═══ Records for this exercise

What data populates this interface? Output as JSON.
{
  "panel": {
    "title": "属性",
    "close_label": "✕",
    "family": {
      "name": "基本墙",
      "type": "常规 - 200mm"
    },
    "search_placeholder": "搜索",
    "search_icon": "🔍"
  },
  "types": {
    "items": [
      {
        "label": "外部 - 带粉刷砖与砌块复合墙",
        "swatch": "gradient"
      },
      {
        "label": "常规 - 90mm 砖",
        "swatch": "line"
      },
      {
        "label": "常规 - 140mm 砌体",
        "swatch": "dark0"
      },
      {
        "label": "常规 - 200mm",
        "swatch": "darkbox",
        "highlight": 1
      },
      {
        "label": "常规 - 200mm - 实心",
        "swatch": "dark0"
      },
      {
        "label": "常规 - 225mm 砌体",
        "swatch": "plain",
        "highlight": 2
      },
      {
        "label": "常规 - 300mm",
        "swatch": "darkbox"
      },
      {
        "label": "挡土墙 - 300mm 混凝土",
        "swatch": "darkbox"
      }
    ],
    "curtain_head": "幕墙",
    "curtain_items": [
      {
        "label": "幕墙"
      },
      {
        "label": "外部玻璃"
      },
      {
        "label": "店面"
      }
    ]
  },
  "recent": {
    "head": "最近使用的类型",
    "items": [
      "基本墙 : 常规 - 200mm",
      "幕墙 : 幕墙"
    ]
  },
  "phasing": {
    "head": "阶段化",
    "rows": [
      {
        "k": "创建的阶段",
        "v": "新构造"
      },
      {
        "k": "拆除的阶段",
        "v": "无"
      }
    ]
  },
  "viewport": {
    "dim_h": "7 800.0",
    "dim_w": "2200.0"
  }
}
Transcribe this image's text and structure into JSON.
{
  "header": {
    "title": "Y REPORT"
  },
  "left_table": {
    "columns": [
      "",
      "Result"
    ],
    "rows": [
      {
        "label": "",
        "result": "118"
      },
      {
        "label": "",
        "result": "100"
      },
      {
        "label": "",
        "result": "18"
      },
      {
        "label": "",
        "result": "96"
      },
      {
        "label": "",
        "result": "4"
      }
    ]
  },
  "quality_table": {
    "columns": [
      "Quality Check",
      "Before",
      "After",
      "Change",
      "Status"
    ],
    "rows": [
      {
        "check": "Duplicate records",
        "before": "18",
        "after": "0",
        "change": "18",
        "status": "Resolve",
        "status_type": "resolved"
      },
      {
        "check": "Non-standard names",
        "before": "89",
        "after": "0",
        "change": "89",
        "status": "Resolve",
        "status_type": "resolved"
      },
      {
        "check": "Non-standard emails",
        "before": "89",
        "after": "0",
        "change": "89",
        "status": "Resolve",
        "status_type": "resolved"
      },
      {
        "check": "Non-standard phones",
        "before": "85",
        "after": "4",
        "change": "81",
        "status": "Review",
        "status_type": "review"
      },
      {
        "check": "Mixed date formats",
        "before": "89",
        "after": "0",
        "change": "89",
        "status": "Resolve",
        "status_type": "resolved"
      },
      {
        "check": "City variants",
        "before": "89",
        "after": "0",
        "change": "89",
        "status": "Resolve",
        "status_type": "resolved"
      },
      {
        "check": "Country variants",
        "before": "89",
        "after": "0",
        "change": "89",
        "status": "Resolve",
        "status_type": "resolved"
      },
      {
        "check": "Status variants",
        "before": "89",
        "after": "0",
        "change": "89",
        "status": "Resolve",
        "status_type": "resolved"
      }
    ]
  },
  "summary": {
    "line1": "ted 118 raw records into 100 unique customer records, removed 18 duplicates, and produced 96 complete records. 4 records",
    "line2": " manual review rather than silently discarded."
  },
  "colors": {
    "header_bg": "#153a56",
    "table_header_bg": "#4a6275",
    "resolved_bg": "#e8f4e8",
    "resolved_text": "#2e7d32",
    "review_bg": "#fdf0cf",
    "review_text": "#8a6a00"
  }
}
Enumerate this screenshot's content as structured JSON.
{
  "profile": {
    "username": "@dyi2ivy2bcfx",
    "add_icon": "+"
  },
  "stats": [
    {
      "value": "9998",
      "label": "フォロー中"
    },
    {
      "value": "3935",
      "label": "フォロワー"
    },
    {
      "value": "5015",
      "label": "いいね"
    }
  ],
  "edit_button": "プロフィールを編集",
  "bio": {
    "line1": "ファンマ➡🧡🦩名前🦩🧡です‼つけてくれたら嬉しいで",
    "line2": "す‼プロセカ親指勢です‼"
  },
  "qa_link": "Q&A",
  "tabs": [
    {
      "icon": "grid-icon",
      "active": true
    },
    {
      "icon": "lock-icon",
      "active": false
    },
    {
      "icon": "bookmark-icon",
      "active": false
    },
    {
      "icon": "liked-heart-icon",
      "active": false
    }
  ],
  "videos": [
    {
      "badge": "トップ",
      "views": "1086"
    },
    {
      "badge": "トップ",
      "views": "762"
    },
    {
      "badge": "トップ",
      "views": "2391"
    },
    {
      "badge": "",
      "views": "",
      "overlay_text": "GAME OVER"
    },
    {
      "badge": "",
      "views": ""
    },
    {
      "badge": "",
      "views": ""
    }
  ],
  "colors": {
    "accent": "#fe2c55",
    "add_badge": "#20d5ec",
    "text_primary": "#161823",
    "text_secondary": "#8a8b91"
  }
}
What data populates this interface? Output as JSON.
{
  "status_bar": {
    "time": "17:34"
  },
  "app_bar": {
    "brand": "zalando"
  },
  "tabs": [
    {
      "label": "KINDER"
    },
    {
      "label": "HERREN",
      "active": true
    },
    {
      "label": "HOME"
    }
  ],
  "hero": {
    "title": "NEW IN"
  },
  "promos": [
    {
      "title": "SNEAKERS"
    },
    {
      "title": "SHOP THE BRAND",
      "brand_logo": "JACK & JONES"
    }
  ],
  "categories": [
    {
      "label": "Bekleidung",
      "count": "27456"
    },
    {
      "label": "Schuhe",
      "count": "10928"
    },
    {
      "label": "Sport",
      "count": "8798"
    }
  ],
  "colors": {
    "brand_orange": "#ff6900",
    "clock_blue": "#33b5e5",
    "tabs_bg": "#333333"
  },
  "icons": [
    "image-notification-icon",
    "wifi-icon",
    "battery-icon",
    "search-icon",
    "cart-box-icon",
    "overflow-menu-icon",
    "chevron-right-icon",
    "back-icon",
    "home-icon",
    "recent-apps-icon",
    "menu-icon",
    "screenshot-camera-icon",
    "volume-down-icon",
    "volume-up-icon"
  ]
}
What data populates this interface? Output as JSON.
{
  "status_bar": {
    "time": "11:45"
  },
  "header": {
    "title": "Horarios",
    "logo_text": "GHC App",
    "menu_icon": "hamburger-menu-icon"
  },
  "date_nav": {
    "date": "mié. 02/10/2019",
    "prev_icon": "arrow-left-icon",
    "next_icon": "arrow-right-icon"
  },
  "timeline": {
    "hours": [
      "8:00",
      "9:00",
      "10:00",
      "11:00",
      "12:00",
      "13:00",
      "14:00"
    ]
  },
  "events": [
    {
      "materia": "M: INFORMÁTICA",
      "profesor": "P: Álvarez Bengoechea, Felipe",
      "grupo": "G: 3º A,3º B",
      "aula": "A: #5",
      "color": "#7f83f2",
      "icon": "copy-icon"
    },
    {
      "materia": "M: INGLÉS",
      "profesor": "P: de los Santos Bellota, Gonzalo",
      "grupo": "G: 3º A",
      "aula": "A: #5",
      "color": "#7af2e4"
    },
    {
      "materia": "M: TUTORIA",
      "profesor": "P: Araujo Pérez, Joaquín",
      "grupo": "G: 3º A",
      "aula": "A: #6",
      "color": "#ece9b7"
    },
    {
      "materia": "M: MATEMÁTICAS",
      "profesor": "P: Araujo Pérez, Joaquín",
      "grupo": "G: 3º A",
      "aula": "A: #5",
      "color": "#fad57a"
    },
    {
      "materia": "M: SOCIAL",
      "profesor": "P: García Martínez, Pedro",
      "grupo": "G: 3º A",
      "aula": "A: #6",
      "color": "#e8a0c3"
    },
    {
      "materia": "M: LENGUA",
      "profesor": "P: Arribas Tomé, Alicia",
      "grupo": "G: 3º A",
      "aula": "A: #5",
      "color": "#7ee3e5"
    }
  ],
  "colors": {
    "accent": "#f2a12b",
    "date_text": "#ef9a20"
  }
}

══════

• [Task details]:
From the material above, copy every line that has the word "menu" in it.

• [Response to this exercise]:
    "overflow-menu-icon",
    "menu-icon",
    "menu_icon": "hamburger-menu-icon"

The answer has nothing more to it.